The St George News reported that the Washington County Commissioners are requesting the Utah Lt Governors office and Utah Legislature begin looking at options for election reform that would include greater transparency. Thank you Commissioner Adam Snow, Commissioner Victor Iverson, and Commissioner Gil Almquist for taking steps to start the conversation to balance county powers and election transparency! Thank you to all the people of St George who have spoken out about your concerns regarding our elections and elections transparency!
Some highlights and key points will be in this post, but I strongly recommend you read it for yourself here.
We believe we have a responsibility to demonstrate the fairness and accuracy of the elections process. Under Utah State Law, we do not have the authority to take this action on our own.
I want local government running our elections!
Elections were designed to be for the people, by the people. Let's make sure that any legislative changes keep this in mind! Utah does not need knee-jerk reaction legislation. I look forward to future discussion about the election audits, independent third-party access, and an election commission. Washington county is not the only county to bring this up for discussion. Utah county Commissioners have as well.
While this letter calls for more local authority, it also asks for more state oversight.
to enlist a reputable third-party auditor to validate the accuracy of the ballot counter machines with a sample hand count as part of the audit process

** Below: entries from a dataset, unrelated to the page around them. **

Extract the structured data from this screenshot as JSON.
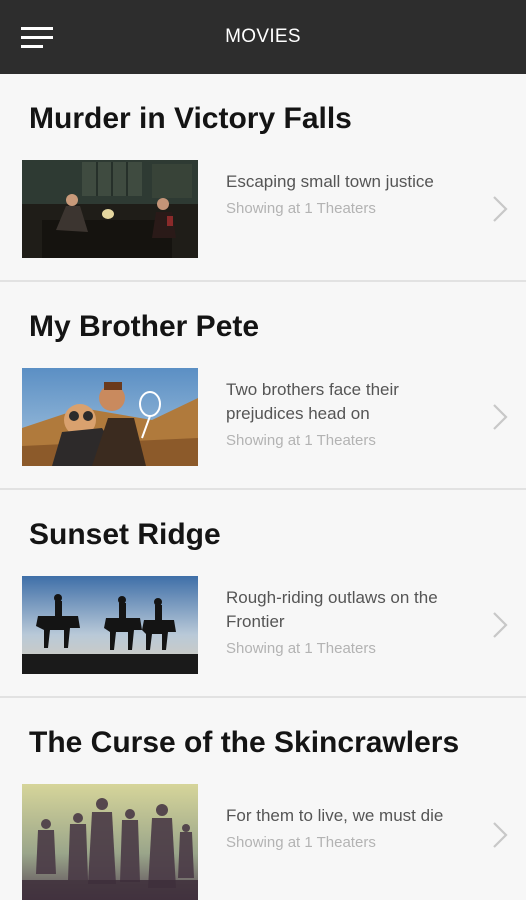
{
  "header": {
    "title": "MOVIES",
    "menu_icon": "hamburger-menu-icon",
    "background": "#2d2d2d"
  },
  "movies": [
    {
      "title": "Murder in Victory Falls",
      "tagline": "Escaping small town justice",
      "showing": "Showing at 1 Theaters"
    },
    {
      "title": "My Brother Pete",
      "tagline": "Two brothers face their prejudices head on",
      "showing": "Showing at 1 Theaters"
    },
    {
      "title": "Sunset Ridge",
      "tagline": "Rough-riding outlaws on the Frontier",
      "showing": "Showing at 1 Theaters"
    },
    {
      "title": "The Curse of the Skincrawlers",
      "tagline": "For them to live, we must die",
      "showing": "Showing at 1 Theaters"
    }
  ]
}
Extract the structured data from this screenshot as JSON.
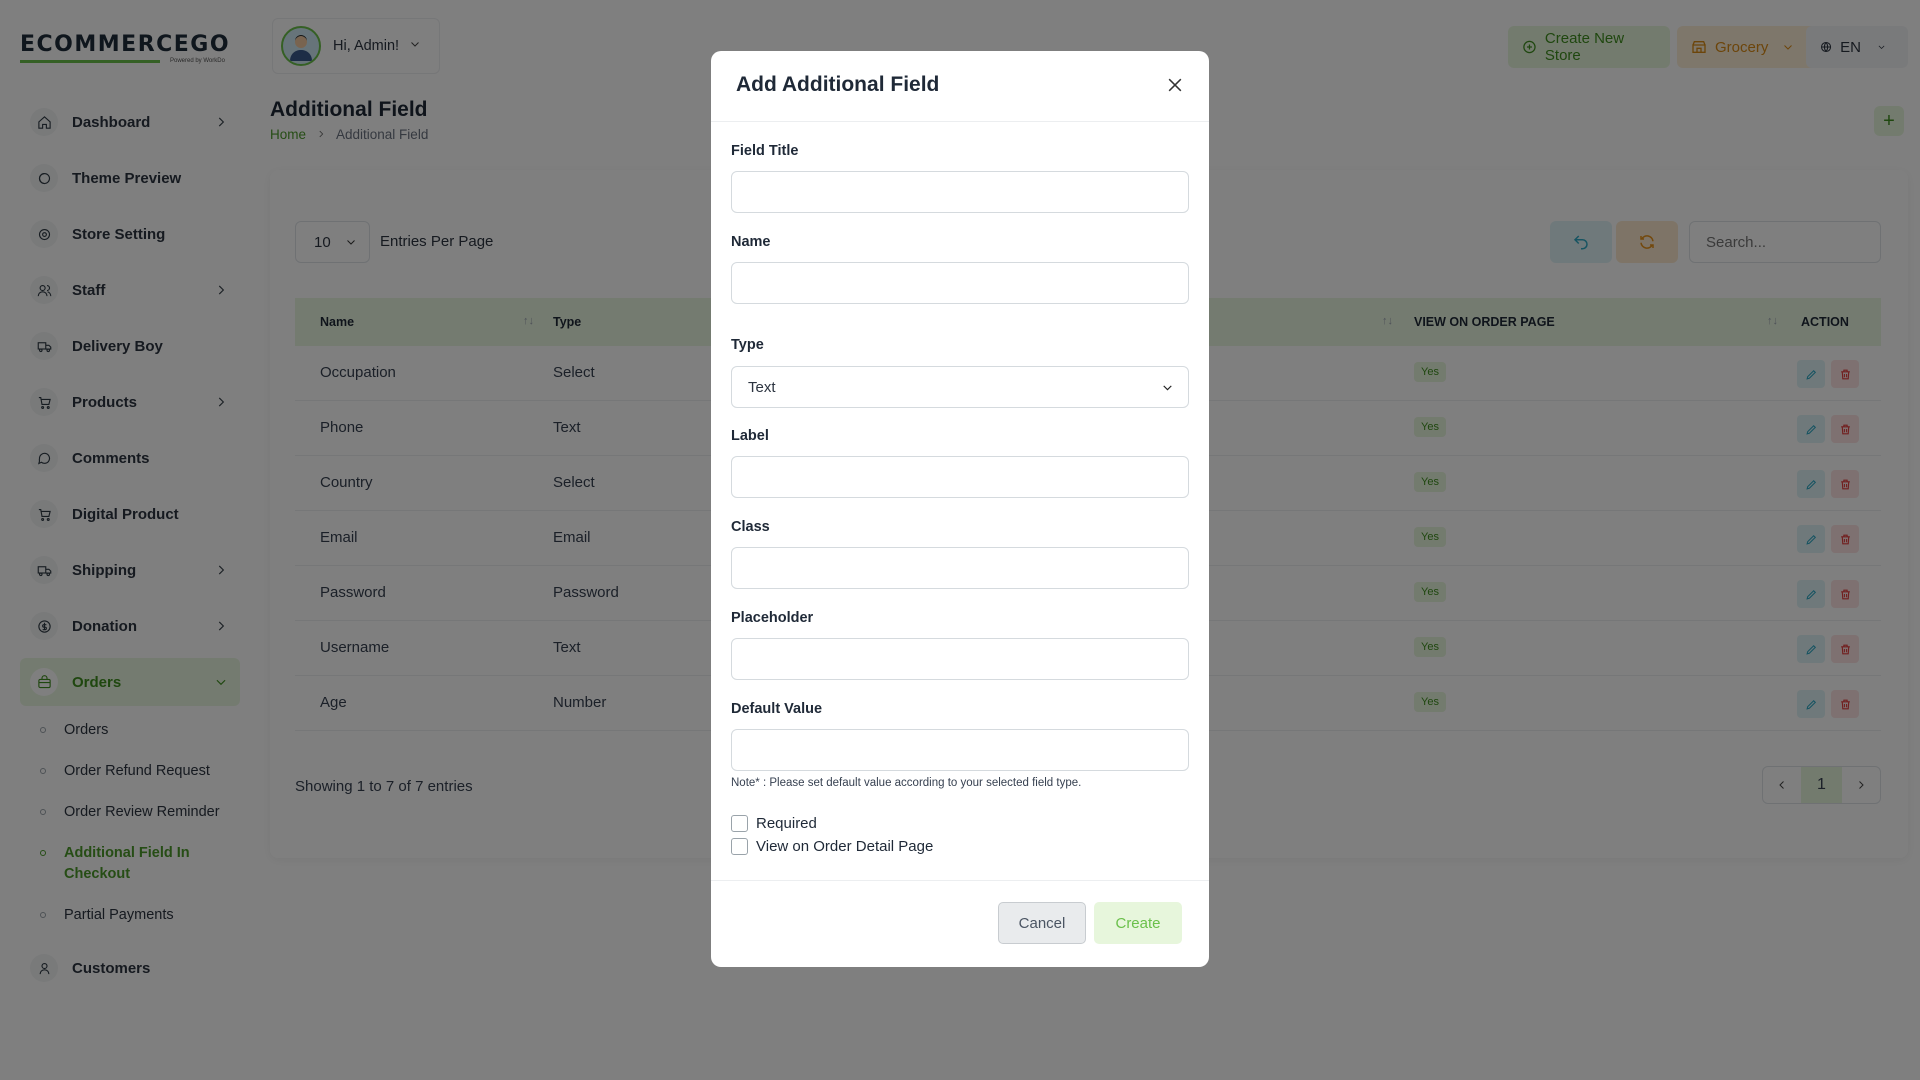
{
  "brand": {
    "name": "ECOMMERCEGO",
    "sub": "Powered by WorkDo"
  },
  "header": {
    "greeting": "Hi, Admin!",
    "create_store": "Create New Store",
    "store": "Grocery",
    "lang": "EN"
  },
  "sidebar": {
    "items": [
      {
        "label": "Dashboard",
        "icon": "home-icon",
        "chevron": true
      },
      {
        "label": "Theme Preview",
        "icon": "theme-icon",
        "chevron": false
      },
      {
        "label": "Store Setting",
        "icon": "settings-icon",
        "chevron": false
      },
      {
        "label": "Staff",
        "icon": "users-icon",
        "chevron": true
      },
      {
        "label": "Delivery Boy",
        "icon": "truck-icon",
        "chevron": false
      },
      {
        "label": "Products",
        "icon": "cart-icon",
        "chevron": true
      },
      {
        "label": "Comments",
        "icon": "comment-icon",
        "chevron": false
      },
      {
        "label": "Digital Product",
        "icon": "cart-icon",
        "chevron": false
      },
      {
        "label": "Shipping",
        "icon": "shipping-icon",
        "chevron": true
      },
      {
        "label": "Donation",
        "icon": "coin-icon",
        "chevron": true
      },
      {
        "label": "Orders",
        "icon": "bag-icon",
        "chevron": true
      }
    ],
    "orders_sub": [
      "Orders",
      "Order Refund Request",
      "Order Review Reminder",
      "Additional Field In Checkout",
      "Partial Payments"
    ],
    "customers": "Customers"
  },
  "page": {
    "title": "Additional Field",
    "breadcrumb_home": "Home",
    "breadcrumb_current": "Additional Field",
    "entries_value": "10",
    "entries_label": "Entries Per Page",
    "search_placeholder": "Search...",
    "showing": "Showing 1 to 7 of 7 entries",
    "current_page": "1"
  },
  "table": {
    "headers": {
      "name": "Name",
      "type": "Type",
      "view": "VIEW ON ORDER PAGE",
      "action": "ACTION"
    },
    "rows": [
      {
        "name": "Occupation",
        "type": "Select",
        "view": "Yes"
      },
      {
        "name": "Phone",
        "type": "Text",
        "view": "Yes"
      },
      {
        "name": "Country",
        "type": "Select",
        "view": "Yes"
      },
      {
        "name": "Email",
        "type": "Email",
        "view": "Yes"
      },
      {
        "name": "Password",
        "type": "Password",
        "view": "Yes"
      },
      {
        "name": "Username",
        "type": "Text",
        "view": "Yes"
      },
      {
        "name": "Age",
        "type": "Number",
        "view": "Yes"
      }
    ]
  },
  "modal": {
    "title": "Add Additional Field",
    "field_title": "Field Title",
    "name": "Name",
    "type": "Type",
    "type_value": "Text",
    "label": "Label",
    "class": "Class",
    "placeholder": "Placeholder",
    "default_value": "Default Value",
    "note": "Note* : Please set default value according to your selected field type.",
    "required": "Required",
    "view_on_order": "View on Order Detail Page",
    "cancel": "Cancel",
    "create": "Create"
  },
  "colors": {
    "accent": "#6bc04b",
    "accent_dark": "#3f8f1f",
    "accent_bg": "#e9f6e1",
    "danger": "#e23a3a",
    "info": "#2fa9c4",
    "warning": "#e69118"
  }
}
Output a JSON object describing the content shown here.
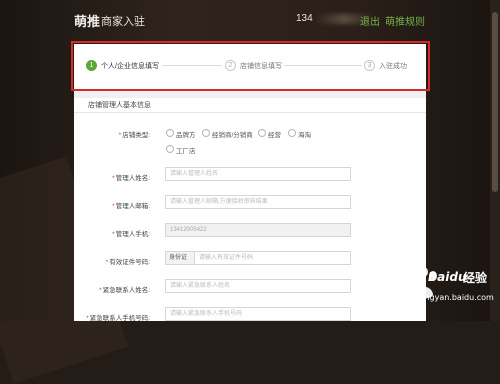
{
  "header": {
    "logo_brand": "萌推",
    "logo_sub": "商家入驻",
    "phone": "134",
    "quit_label": "退出",
    "rules_label": "萌推规则"
  },
  "steps": [
    {
      "number": "1",
      "label": "个人/企业信息填写"
    },
    {
      "number": "2",
      "label": "店铺信息填写"
    },
    {
      "number": "3",
      "label": "入驻成功"
    }
  ],
  "section": {
    "title": "店铺管理人基本信息"
  },
  "form": {
    "store_type": {
      "label": "店铺类型:",
      "options": [
        "品牌方",
        "经销商/分销商",
        "经营",
        "海淘",
        "工厂店"
      ]
    },
    "manager_name": {
      "label": "管理人姓名:",
      "placeholder": "请输入管理人姓名"
    },
    "manager_email": {
      "label": "管理人邮箱:",
      "placeholder": "请输入管理人邮箱,方便接收审核结果"
    },
    "manager_phone": {
      "label": "管理人手机:",
      "value": "13412005422"
    },
    "id_number": {
      "label": "有效证件号码:",
      "type_value": "身份证",
      "placeholder": "请输入有效证件号码"
    },
    "emergency_name": {
      "label": "紧急联系人姓名:",
      "placeholder": "请输入紧急联系人姓名"
    },
    "emergency_phone": {
      "label": "紧急联系人手机号码:",
      "placeholder": "请输入紧急联系人手机号码"
    }
  },
  "watermark": {
    "brand": "Baidu",
    "cn": "经验",
    "url": "jingyan.baidu.com"
  },
  "colors": {
    "accent_green": "#5aa838",
    "link_green": "#76b34b",
    "required_red": "#e23c3c",
    "highlight_frame": "#d82a2a"
  }
}
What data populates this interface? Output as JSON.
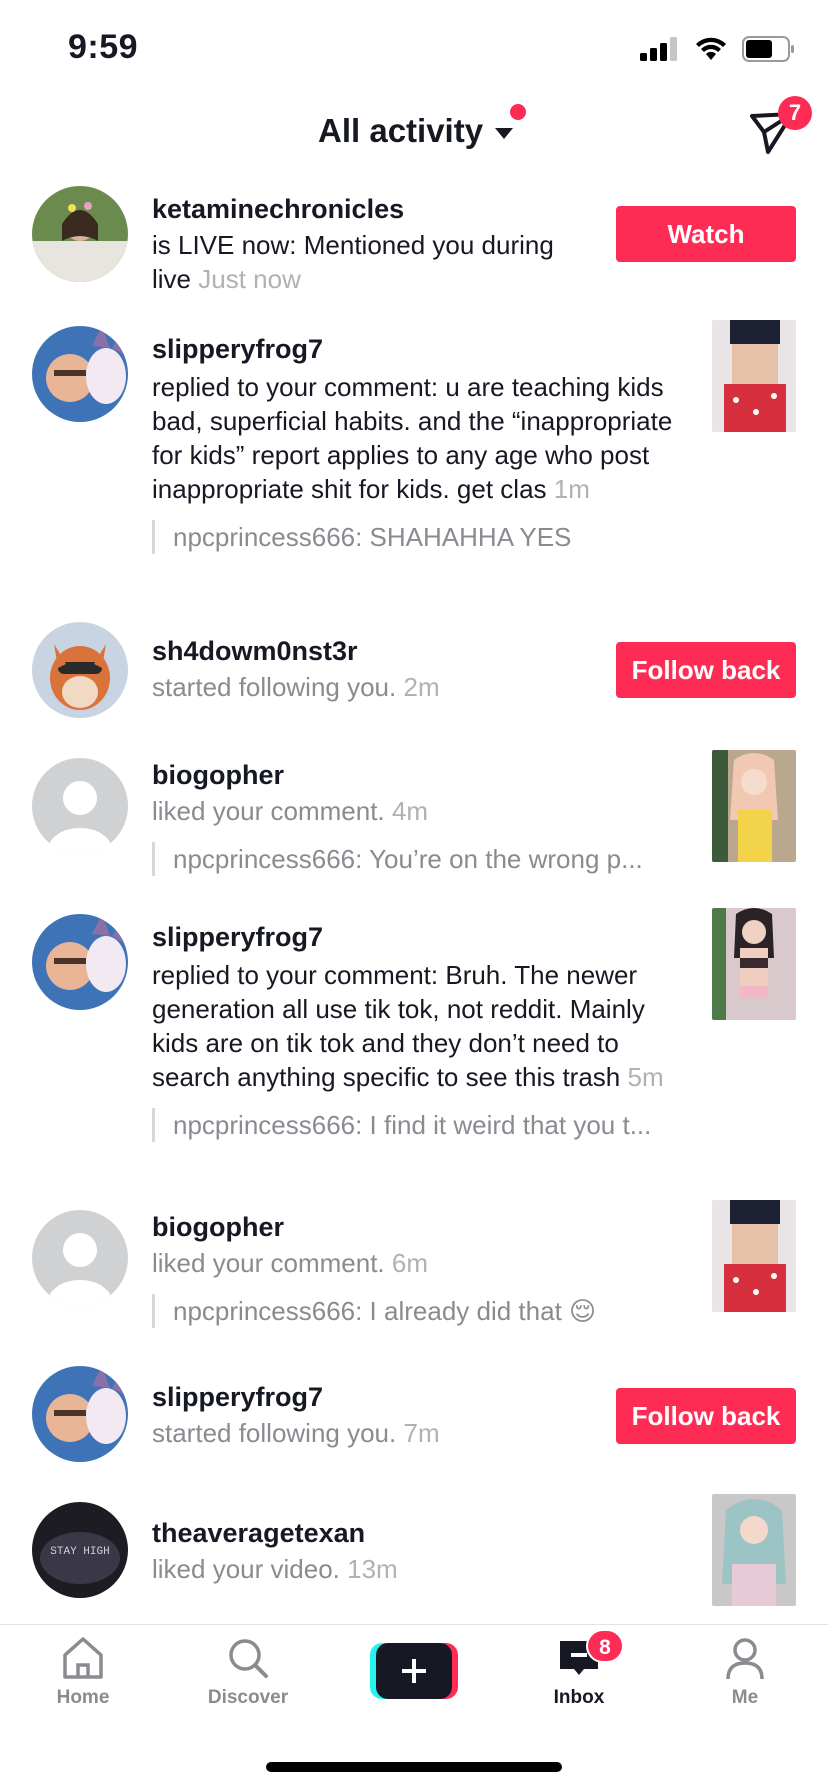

Is third-party going to be an answer to restore public trust in our elections? Or does adding another contractor completely miss the public outcry for election transparency? For me, I do not have lack of trust in our local election offices to conduct our election audits. In fact the opposite is true. I want local, county election staff/workers conducting a public audit. I have a problem with the procedures and lack of local authority to make decisions in the audit process. I have a problem that the board of canvassers and candidates are not able to receive data and access election materials to verify these results themselves.
The second suggestion by the Washington County Commissioners is to establish an Election Commission. This was proposed in the 2005 legislative session with HB200. Sadly, you can no longer read the proposed bill. It is important to remember that November 2020 was not the first time questions have been raised about the voting machines and accuracy of our elections. It is imperative to look to past legislation to see what was proposed, what worked, what did not and WHY.
Best of intentions does not always equal best results.
Now it is time to listen carefully, ask questions, and critically read any proposed changes to our election laws in 2023. Please do not fall for appeasement! Please look carefully, closely, and thoughtfully at any implementation of third-party auditors.
Just because a conversation is began with legislators, county clerks, and others to support changes does not automatically make it good for election transparency—it could very well add another layer of third-party, private companies or NGOs that the people must trust without verification or accountability. Keep the goal in mind: transparency and accountability to the people. Keep it simple, stupid is a popular saying for a reason.
Be watchful and really look at the details about contracting audits and election processes to a third-party. Isn’t this what all the fuss is about right now? Vendor contracts, proprietary data, etc? Analyze carefully if access to election data, election returns and election materials to the people is restricted further or if the changes increase transparency.
Here are some questions to ask:
Do the proposed changes provide verifiable transparency to the public?
Do the changes allow the public to see and verify the results and information?
Who are the third parties and election commission accountable to?
Who appoints the election commissioners? Who decides on the third-party contractor?
Are there conflict of interests, relationships or connections to election system vendors, VSTLs, NGOs, etc.?
Do the third-parties have to provide public records? If so who holds them accountable for this and what are the consequences of not providing records to the public? Are the records to be available online or by request?
I am sure many more questions will come up as discussion progress. Remember the goal is election verification!
Greatest trust is at the local level!
My concern about elections are not a lack of trust in our local leaders and people in our counties and cities of Utah—it is centralized elections, private companies who do not have transparency and accountability to the people, and NGO influence.
I want local, decentralized elections. I want the people who are elected to conduct elections, people on staff in our election offices, people working elections, people watching elections, and election auditors to be local people who can be “looked in the eye” as the saying goes. Meaning local people who live, work and serve in their communities. Local people that can be contacted directly with questions or for information. Ultimately its is “we the people”—keep elections local!